While sharing with many revolutionary Americans a belief in republicanism and anti-monarchical philosophies, Irish republicans were far from welcome guests in the nascent United States. There was a clear anti-Irish bias already forming among the new American elite, and the passage of the Alien and Sedition Acts in 1798 reflects this predisposition. Whelan collected some of the most polemic attacks against the Irish by Federalist sympathizers:
William Cobbett described them as a “reckless and rebellious tribe of Jacobins,” “factious villains which Great Britain and Ireland have vomited from their shores.” A Federalist politician described Irish republicans in 1800 as “United Irishmen, freemasons, and the most God-provoking democrats on this side of hell.” In Congress in 1797, Congressman Harrison Gray Otis of Boston said that he did “not wish to invite hordes of wild Irishmen nor the turbulent and disorderly of all parts of the world to come here with a view to disturb our tranquility.” 1
Left: Thomas Russell
The United Irishmen, however, also espoused beliefs antithetical to the commercial interests so dear to American Federalists. In his Letter to the People of Ireland (1796), Thomas Russell delineated a particular viewpoint that would surely be met with suspicion by the American elite:
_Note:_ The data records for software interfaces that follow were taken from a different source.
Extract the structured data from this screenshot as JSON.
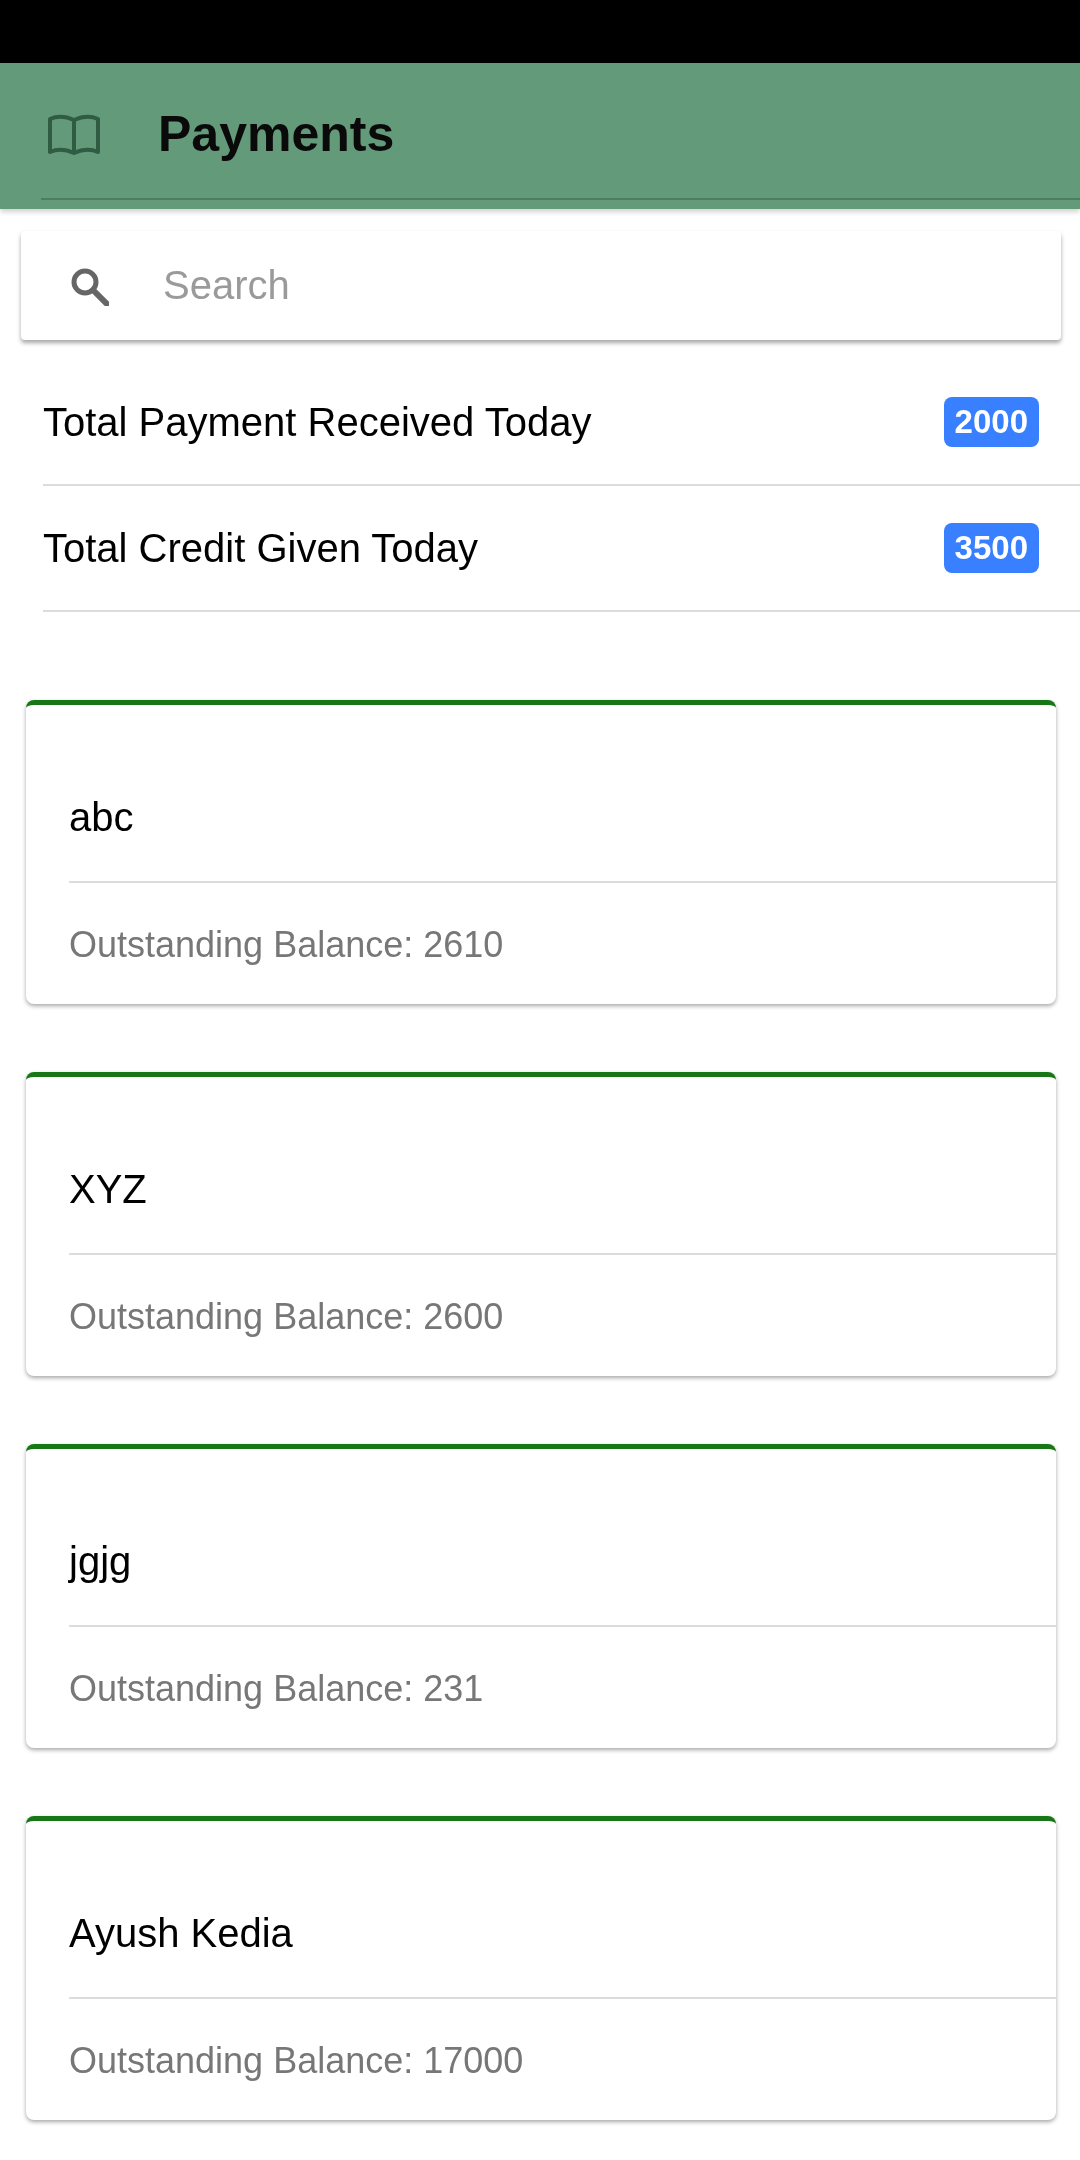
{
  "header": {
    "title": "Payments"
  },
  "search": {
    "placeholder": "Search"
  },
  "totals": [
    {
      "label": "Total Payment Received Today",
      "badge": "2000"
    },
    {
      "label": "Total Credit Given Today",
      "badge": "3500"
    }
  ],
  "customers": [
    {
      "name": "abc",
      "balance": "Outstanding Balance: 2610"
    },
    {
      "name": "XYZ",
      "balance": "Outstanding Balance: 2600"
    },
    {
      "name": "jgjg",
      "balance": "Outstanding Balance: 231"
    },
    {
      "name": "Ayush Kedia",
      "balance": "Outstanding Balance: 17000"
    }
  ]
}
Do they know that that horrid traffic [slavery] spreads its influence all over the globe; that it creates and perpetuates barbarism and misery, and prevents the spreading of civilization and religion, in which we profess to believe? Do they know that by it thousands and hundreds of thousands of these miserable Africans are dragged from their innocent families like the miserable defenders, transported to various places, and there treated with such a system of cruelty, torment, wickedness, and infamy, that it is impossible for language to adequately express its horror and guilt, and which would appear rather to be the work of wicked demons than of men.2Left: 19th-century English portrayal of an Irishman as a subhuman, apelike creature
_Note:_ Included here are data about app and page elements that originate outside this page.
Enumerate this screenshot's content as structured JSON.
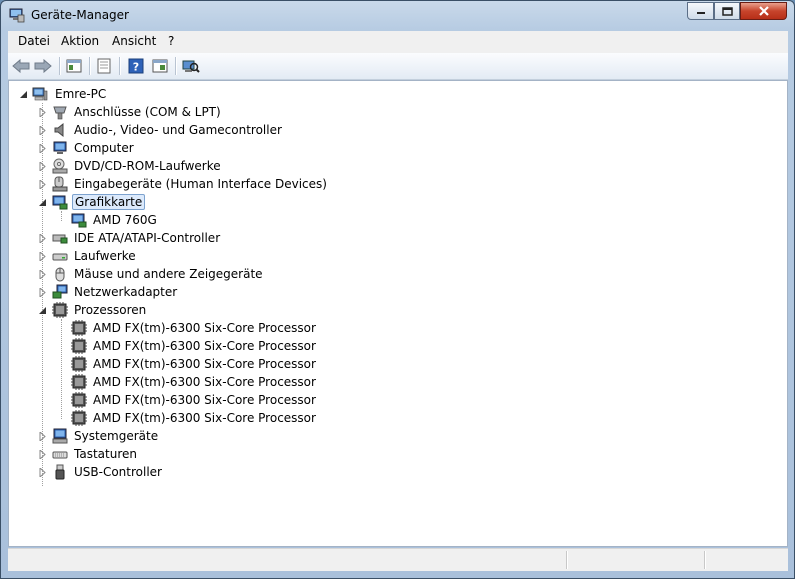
{
  "window": {
    "title": "Geräte-Manager"
  },
  "menu": {
    "items": [
      "Datei",
      "Aktion",
      "Ansicht",
      "?"
    ]
  },
  "toolbar": {
    "buttons": [
      "back-icon",
      "forward-icon",
      "console-tree-icon",
      "properties-icon",
      "help-icon",
      "show-hide-icon",
      "scan-hardware-icon"
    ]
  },
  "tree": {
    "root": "Emre-PC",
    "categories": [
      {
        "label": "Anschlüsse (COM & LPT)",
        "icon": "port-icon",
        "expanded": false
      },
      {
        "label": "Audio-, Video- und Gamecontroller",
        "icon": "speaker-icon",
        "expanded": false
      },
      {
        "label": "Computer",
        "icon": "computer-icon",
        "expanded": false
      },
      {
        "label": "DVD/CD-ROM-Laufwerke",
        "icon": "dvd-drive-icon",
        "expanded": false
      },
      {
        "label": "Eingabegeräte (Human Interface Devices)",
        "icon": "hid-icon",
        "expanded": false
      },
      {
        "label": "Grafikkarte",
        "icon": "display-adapter-icon",
        "expanded": true,
        "selected": true,
        "children": [
          "AMD 760G"
        ]
      },
      {
        "label": "IDE ATA/ATAPI-Controller",
        "icon": "ide-controller-icon",
        "expanded": false
      },
      {
        "label": "Laufwerke",
        "icon": "disk-drive-icon",
        "expanded": false
      },
      {
        "label": "Mäuse und andere Zeigegeräte",
        "icon": "mouse-icon",
        "expanded": false
      },
      {
        "label": "Netzwerkadapter",
        "icon": "network-adapter-icon",
        "expanded": false
      },
      {
        "label": "Prozessoren",
        "icon": "processor-icon",
        "expanded": true,
        "children": [
          "AMD FX(tm)-6300 Six-Core Processor",
          "AMD FX(tm)-6300 Six-Core Processor",
          "AMD FX(tm)-6300 Six-Core Processor",
          "AMD FX(tm)-6300 Six-Core Processor",
          "AMD FX(tm)-6300 Six-Core Processor",
          "AMD FX(tm)-6300 Six-Core Processor"
        ]
      },
      {
        "label": "Systemgeräte",
        "icon": "system-device-icon",
        "expanded": false
      },
      {
        "label": "Tastaturen",
        "icon": "keyboard-icon",
        "expanded": false
      },
      {
        "label": "USB-Controller",
        "icon": "usb-icon",
        "expanded": false
      }
    ]
  },
  "colors": {
    "selection": "#dceafc",
    "selection_border": "#7da2ce",
    "frame": "#b6cbe2"
  }
}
Such rhetoric could hardly inspire the confidence of the leaders of a new nation in which perhaps as many as one million Africans were under bondage. The newly arrived Irish republicans – with their embrace of abolitionism – were seen by the American elite as potential fomenters of unrest, rather than as republican compatriots. Despite experiencing English racism themselves, United Irishmen who had immigrated to the United States in the late eighteenth and early nineteenth centuries had not yet embraced the “whiteness” process of new immigrants described by historian David Roediger, and still adhered to the revolutionary notions of liberté, égalité, fraternité. 3
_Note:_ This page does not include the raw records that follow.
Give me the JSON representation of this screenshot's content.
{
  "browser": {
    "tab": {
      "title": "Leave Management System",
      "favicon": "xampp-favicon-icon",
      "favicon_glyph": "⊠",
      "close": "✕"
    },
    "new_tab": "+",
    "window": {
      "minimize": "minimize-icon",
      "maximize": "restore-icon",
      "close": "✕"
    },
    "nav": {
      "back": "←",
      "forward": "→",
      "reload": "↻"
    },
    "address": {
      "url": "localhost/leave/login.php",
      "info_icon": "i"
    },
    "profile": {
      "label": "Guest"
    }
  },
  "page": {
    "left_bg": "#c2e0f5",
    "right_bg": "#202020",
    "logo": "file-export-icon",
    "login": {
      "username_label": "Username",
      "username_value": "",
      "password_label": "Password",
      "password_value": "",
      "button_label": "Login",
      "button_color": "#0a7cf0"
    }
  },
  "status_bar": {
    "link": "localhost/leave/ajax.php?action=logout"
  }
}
1 Whelan, Kevin. “The Green Atlantic: Radical reciprocities between Ireland and America in the Long Eighteenth Century,” in A New Imperial History: Culture, Identity, and Modernity in Britain and the Empire, 1660-1840. Cambridge: Cambridge University Press, 2004, 228.
2 Russell, Thomas. A Letter to the People of Ireland (1796). Belfast.
3 See especially Roediger, David. Working Toward Whiteness: How America's Immigrants Became White -The Strange Journey from Ellis Island to the Suburbs. New York: Basic Books, 2005.